In Andra Group, LP v. Victoria’s Secret Stores, LLC, [2020-2009] (August 3, 2021), the Federal Circuit affirmed the dismissal of three defendants for improper venue pursuant to 28 U.S.C. § 1400(b).
Andra sued for infringement of U.S. Patent No. 8,078,498 directed to displaying articles on a webpage, including applying distinctive characteristics to thumbnails and displaying those thumbnails in a “master display field.”
Defendants argued that venue was improper because Victoria’s Secret Stores did not commit acts of infringement in the District, and the related defendants did not have regular and established places of business in the District.
The Federal Circuit noted that because each defendant is incorporated in Delaware, no defendant “resides” in Texas for the purpose of patent venue. Thus, to establish venue in this case, Andra must show that each Defendant committed acts of infringement and maintains a regular and established place of business in the Eastern District of Texas.

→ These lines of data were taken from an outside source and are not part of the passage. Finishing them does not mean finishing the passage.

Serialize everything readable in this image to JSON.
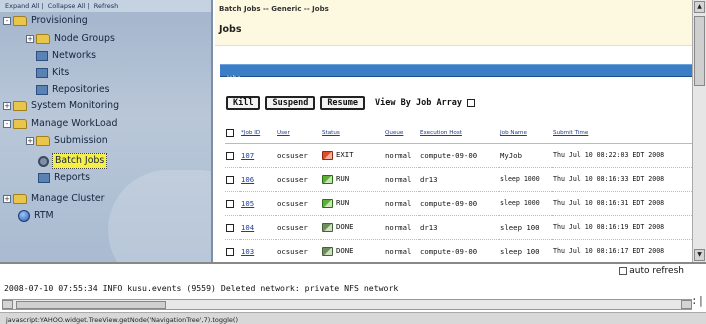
{
  "tree_actions": {
    "expand_all": "Expand All",
    "collapse_all": "Collapse All",
    "refresh": "Refresh",
    "separator": "|"
  },
  "tree": [
    {
      "label": "Provisioning",
      "icon": "folder-icon",
      "expander": "-"
    },
    {
      "label": "Node Groups",
      "icon": "folder-icon",
      "expander": "+"
    },
    {
      "label": "Networks",
      "icon": "network-icon",
      "expander": ""
    },
    {
      "label": "Kits",
      "icon": "kit-icon",
      "expander": ""
    },
    {
      "label": "Repositories",
      "icon": "repository-icon",
      "expander": ""
    },
    {
      "label": "System Monitoring",
      "icon": "folder-icon",
      "expander": "+"
    },
    {
      "label": "Manage WorkLoad",
      "icon": "folder-icon",
      "expander": "-"
    },
    {
      "label": "Submission",
      "icon": "folder-icon",
      "expander": "+"
    },
    {
      "label": "Batch Jobs",
      "icon": "gear-icon",
      "expander": "",
      "selected": true
    },
    {
      "label": "Reports",
      "icon": "report-icon",
      "expander": ""
    },
    {
      "label": "Manage Cluster",
      "icon": "folder-icon",
      "expander": "+"
    },
    {
      "label": "RTM",
      "icon": "globe-icon",
      "expander": ""
    }
  ],
  "main": {
    "breadcrumb": "Batch Jobs -- Generic -- Jobs",
    "title": "Jobs",
    "section_bar": "Jobs",
    "buttons": {
      "kill": "Kill",
      "suspend": "Suspend",
      "resume": "Resume"
    },
    "view_by_array_label": "View By Job Array",
    "columns": [
      "*Job ID",
      "User",
      "Status",
      "Queue",
      "Execution Host",
      "Job Name",
      "Submit Time"
    ],
    "rows": [
      {
        "id": "107",
        "user": "ocsuser",
        "status": "EXIT",
        "queue": "normal",
        "host": "compute-09-00",
        "name": "MyJob",
        "submit": "Thu Jul 10 08:22:03 EDT 2008"
      },
      {
        "id": "106",
        "user": "ocsuser",
        "status": "RUN",
        "queue": "normal",
        "host": "dr13",
        "name": "sleep 1000",
        "submit": "Thu Jul 10 08:16:33 EDT 2008"
      },
      {
        "id": "105",
        "user": "ocsuser",
        "status": "RUN",
        "queue": "normal",
        "host": "compute-09-00",
        "name": "sleep 1000",
        "submit": "Thu Jul 10 08:16:31 EDT 2008"
      },
      {
        "id": "104",
        "user": "ocsuser",
        "status": "DONE",
        "queue": "normal",
        "host": "dr13",
        "name": "sleep 100",
        "submit": "Thu Jul 10 08:16:19 EDT 2008"
      },
      {
        "id": "103",
        "user": "ocsuser",
        "status": "DONE",
        "queue": "normal",
        "host": "compute-09-00",
        "name": "sleep 100",
        "submit": "Thu Jul 10 08:16:17 EDT 2008"
      }
    ]
  },
  "console": {
    "auto_refresh_label": "auto refresh",
    "log_line": "2008-07-10 07:55:34 INFO kusu.events (9559) Deleted network: private NFS network",
    "grip": ":|"
  },
  "status_bar": "javascript:YAHOO.widget.TreeView.getNode('NavigationTree',7).toggle()",
  "colors": {
    "selected_highlight": "#f6ef45",
    "section_bar": "#3b7ec6",
    "link": "#1b3fa0",
    "header_bg": "#fcf9e0"
  }
}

While Victoria’s Secret Stores did have a place of business in the District, the other defendants did not. Andra argued, however, that Victoria’s Secret Stores’ locations are “a regular and established place of business” of the related entities because Victoria’s Secret Stores’ employees are agents of the related defendants, or, alternatively, because the related defendants have ratified Victoria’s Secret Stores locations as their places of business.
The Federal Circuit examined the relationship between Victoria’s Secret Stores and the related entities, and agreed that none of the facts alleged by Andra are sufficient to prove that Stores employees are agents of the other defendants. On Andra’s ratification theory, the Federal Circuit noted that “where related companies have maintained corporate separateness, the place of business of one corporation is not imputed to the other for venue purposes. The Federal Circuit further noted that the fact that the entities work together in some aspects, is insufficient to show ratification.
Giving reasoned consideration to all relevant factors or attributes of the relationship between Victoria’s Secret Stores and the related defendants, the Federal Circuit concluded that Andra has not met its burden to show related entities have ratified Victoria’s Secret Stores locations as their own places of business such that they may be said to maintain a regular and established place of business in the District.
The Federal Circuit thus affirmed the dismissal of the related entities who did not maintain employees or agents in the District and had not ratified the locations of a related entity as their own.